[[ Data records open ]]

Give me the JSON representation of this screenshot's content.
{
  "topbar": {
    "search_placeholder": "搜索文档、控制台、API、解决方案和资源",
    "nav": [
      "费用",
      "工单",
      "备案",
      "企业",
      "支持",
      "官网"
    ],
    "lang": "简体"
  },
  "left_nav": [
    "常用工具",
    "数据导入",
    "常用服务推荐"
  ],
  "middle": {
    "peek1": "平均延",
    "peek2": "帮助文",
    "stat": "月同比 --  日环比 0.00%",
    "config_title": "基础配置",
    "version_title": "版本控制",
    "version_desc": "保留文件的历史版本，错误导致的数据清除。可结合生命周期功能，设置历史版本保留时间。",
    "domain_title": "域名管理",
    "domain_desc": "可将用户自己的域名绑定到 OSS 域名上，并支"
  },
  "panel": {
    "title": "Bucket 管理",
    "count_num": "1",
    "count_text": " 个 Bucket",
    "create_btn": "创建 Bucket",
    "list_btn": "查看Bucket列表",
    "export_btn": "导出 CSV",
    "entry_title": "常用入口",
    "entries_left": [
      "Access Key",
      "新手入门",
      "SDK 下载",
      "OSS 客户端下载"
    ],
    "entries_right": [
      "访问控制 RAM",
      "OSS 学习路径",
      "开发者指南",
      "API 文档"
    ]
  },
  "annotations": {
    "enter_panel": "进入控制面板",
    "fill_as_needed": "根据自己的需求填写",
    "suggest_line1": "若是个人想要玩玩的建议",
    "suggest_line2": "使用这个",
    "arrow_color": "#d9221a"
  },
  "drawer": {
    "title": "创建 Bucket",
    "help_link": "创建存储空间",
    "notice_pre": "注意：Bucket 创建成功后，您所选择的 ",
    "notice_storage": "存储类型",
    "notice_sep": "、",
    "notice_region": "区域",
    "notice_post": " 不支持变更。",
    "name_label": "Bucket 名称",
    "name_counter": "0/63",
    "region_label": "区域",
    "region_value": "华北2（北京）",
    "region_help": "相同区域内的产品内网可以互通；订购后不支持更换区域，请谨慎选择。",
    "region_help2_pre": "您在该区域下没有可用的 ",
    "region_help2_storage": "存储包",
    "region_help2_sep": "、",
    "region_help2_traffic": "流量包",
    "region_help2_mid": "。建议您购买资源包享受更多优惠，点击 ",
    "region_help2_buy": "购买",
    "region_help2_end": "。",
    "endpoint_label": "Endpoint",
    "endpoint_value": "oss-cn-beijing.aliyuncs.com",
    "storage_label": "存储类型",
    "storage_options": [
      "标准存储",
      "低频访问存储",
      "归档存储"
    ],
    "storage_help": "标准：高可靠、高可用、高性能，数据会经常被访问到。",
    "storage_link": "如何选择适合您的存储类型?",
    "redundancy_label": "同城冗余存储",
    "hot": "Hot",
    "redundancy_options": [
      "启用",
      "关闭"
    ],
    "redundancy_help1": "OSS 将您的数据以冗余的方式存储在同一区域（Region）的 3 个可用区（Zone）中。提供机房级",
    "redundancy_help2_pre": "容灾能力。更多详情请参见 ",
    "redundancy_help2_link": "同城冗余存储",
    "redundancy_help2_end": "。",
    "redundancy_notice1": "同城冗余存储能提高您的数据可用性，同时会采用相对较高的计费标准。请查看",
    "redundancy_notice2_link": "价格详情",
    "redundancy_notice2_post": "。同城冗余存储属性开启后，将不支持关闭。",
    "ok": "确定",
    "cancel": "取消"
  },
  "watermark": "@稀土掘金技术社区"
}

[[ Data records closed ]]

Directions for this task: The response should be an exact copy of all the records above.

Exercise response:
Give me the JSON representation of this screenshot's content.
{
  "topbar": {
    "search_placeholder": "搜索文档、控制台、API、解决方案和资源",
    "nav": [
      "费用",
      "工单",
      "备案",
      "企业",
      "支持",
      "官网"
    ],
    "lang": "简体"
  },
  "left_nav": [
    "常用工具",
    "数据导入",
    "常用服务推荐"
  ],
  "middle": {
    "peek1": "平均延",
    "peek2": "帮助文",
    "stat": "月同比 --  日环比 0.00%",
    "config_title": "基础配置",
    "version_title": "版本控制",
    "version_desc": "保留文件的历史版本，错误导致的数据清除。可结合生命周期功能，设置历史版本保留时间。",
    "domain_title": "域名管理",
    "domain_desc": "可将用户自己的域名绑定到 OSS 域名上，并支"
  },
  "panel": {
    "title": "Bucket 管理",
    "count_num": "1",
    "count_text": " 个 Bucket",
    "create_btn": "创建 Bucket",
    "list_btn": "查看Bucket列表",
    "export_btn": "导出 CSV",
    "entry_title": "常用入口",
    "entries_left": [
      "Access Key",
      "新手入门",
      "SDK 下载",
      "OSS 客户端下载"
    ],
    "entries_right": [
      "访问控制 RAM",
      "OSS 学习路径",
      "开发者指南",
      "API 文档"
    ]
  },
  "annotations": {
    "enter_panel": "进入控制面板",
    "fill_as_needed": "根据自己的需求填写",
    "suggest_line1": "若是个人想要玩玩的建议",
    "suggest_line2": "使用这个",
    "arrow_color": "#d9221a"
  },
  "drawer": {
    "title": "创建 Bucket",
    "help_link": "创建存储空间",
    "notice_pre": "注意：Bucket 创建成功后，您所选择的 ",
    "notice_storage": "存储类型",
    "notice_sep": "、",
    "notice_region": "区域",
    "notice_post": " 不支持变更。",
    "name_label": "Bucket 名称",
    "name_counter": "0/63",
    "region_label": "区域",
    "region_value": "华北2（北京）",
    "region_help": "相同区域内的产品内网可以互通；订购后不支持更换区域，请谨慎选择。",
    "region_help2_pre": "您在该区域下没有可用的 ",
    "region_help2_storage": "存储包",
    "region_help2_sep": "、",
    "region_help2_traffic": "流量包",
    "region_help2_mid": "。建议您购买资源包享受更多优惠，点击 ",
    "region_help2_buy": "购买",
    "region_help2_end": "。",
    "endpoint_label": "Endpoint",
    "endpoint_value": "oss-cn-beijing.aliyuncs.com",
    "storage_label": "存储类型",
    "storage_options": [
      "标准存储",
      "低频访问存储",
      "归档存储"
    ],
    "storage_help": "标准：高可靠、高可用、高性能，数据会经常被访问到。",
    "storage_link": "如何选择适合您的存储类型?",
    "redundancy_label": "同城冗余存储",
    "hot": "Hot",
    "redundancy_options": [
      "启用",
      "关闭"
    ],
    "redundancy_help1": "OSS 将您的数据以冗余的方式存储在同一区域（Region）的 3 个可用区（Zone）中。提供机房级",
    "redundancy_help2_pre": "容灾能力。更多详情请参见 ",
    "redundancy_help2_link": "同城冗余存储",
    "redundancy_help2_end": "。",
    "redundancy_notice1": "同城冗余存储能提高您的数据可用性，同时会采用相对较高的计费标准。请查看",
    "redundancy_notice2_link": "价格详情",
    "redundancy_notice2_post": "。同城冗余存储属性开启后，将不支持关闭。",
    "ok": "确定",
    "cancel": "取消"
  },
  "watermark": "@稀土掘金技术社区"
}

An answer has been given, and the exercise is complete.